* What you are asked to do *
Consider the entries given below. Count the lines that include "this" and give only the count.

* Supplied entries *

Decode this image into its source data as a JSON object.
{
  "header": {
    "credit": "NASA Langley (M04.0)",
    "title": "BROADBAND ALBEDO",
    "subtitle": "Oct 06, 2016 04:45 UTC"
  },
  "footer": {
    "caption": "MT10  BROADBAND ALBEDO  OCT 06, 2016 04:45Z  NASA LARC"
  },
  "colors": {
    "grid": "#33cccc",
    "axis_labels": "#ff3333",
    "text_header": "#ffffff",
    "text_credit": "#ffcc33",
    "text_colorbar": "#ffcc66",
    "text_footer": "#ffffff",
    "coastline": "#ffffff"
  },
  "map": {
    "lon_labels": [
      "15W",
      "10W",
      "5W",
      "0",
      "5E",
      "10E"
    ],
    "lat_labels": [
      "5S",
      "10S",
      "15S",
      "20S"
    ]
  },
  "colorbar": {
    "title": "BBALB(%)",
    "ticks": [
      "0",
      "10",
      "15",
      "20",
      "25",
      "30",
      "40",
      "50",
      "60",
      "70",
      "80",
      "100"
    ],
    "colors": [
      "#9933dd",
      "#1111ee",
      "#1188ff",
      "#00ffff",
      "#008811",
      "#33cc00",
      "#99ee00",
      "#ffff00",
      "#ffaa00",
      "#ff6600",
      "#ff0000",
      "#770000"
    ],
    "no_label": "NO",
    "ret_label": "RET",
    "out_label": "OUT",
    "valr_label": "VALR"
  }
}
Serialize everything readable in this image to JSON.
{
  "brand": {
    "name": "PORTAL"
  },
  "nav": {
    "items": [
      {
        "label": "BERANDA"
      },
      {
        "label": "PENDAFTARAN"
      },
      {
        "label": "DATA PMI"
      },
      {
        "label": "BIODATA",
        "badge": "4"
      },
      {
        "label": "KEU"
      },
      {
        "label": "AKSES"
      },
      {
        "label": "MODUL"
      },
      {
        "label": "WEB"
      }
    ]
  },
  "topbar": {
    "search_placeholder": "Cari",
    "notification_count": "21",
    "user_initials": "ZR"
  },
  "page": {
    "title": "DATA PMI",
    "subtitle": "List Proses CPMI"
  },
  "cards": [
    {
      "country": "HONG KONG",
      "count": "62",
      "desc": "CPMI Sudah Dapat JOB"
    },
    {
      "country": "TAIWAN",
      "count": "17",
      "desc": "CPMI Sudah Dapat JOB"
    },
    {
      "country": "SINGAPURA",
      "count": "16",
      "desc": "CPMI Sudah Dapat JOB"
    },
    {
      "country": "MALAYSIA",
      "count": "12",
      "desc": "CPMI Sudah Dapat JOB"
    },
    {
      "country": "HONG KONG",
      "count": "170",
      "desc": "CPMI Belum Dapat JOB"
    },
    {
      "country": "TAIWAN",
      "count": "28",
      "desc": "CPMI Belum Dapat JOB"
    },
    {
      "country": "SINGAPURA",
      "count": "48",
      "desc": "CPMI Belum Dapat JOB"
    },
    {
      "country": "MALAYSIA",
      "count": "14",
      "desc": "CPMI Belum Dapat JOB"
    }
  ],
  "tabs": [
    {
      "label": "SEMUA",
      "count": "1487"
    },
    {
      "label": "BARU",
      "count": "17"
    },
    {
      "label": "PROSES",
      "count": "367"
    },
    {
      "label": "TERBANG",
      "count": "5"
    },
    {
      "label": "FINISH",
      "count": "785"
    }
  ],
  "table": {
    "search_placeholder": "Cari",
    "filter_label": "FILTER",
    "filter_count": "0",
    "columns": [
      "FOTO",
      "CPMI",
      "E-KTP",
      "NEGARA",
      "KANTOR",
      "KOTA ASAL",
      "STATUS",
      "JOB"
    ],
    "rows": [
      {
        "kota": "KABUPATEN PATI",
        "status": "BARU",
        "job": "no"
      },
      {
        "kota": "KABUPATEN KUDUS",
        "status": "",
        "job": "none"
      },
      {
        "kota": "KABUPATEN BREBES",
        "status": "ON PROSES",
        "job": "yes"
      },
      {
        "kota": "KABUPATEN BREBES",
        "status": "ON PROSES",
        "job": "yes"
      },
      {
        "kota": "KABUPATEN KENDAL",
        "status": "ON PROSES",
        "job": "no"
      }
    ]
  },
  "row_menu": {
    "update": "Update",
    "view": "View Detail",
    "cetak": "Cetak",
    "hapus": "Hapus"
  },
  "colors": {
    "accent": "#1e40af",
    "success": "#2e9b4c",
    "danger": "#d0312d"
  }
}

* Task response *
2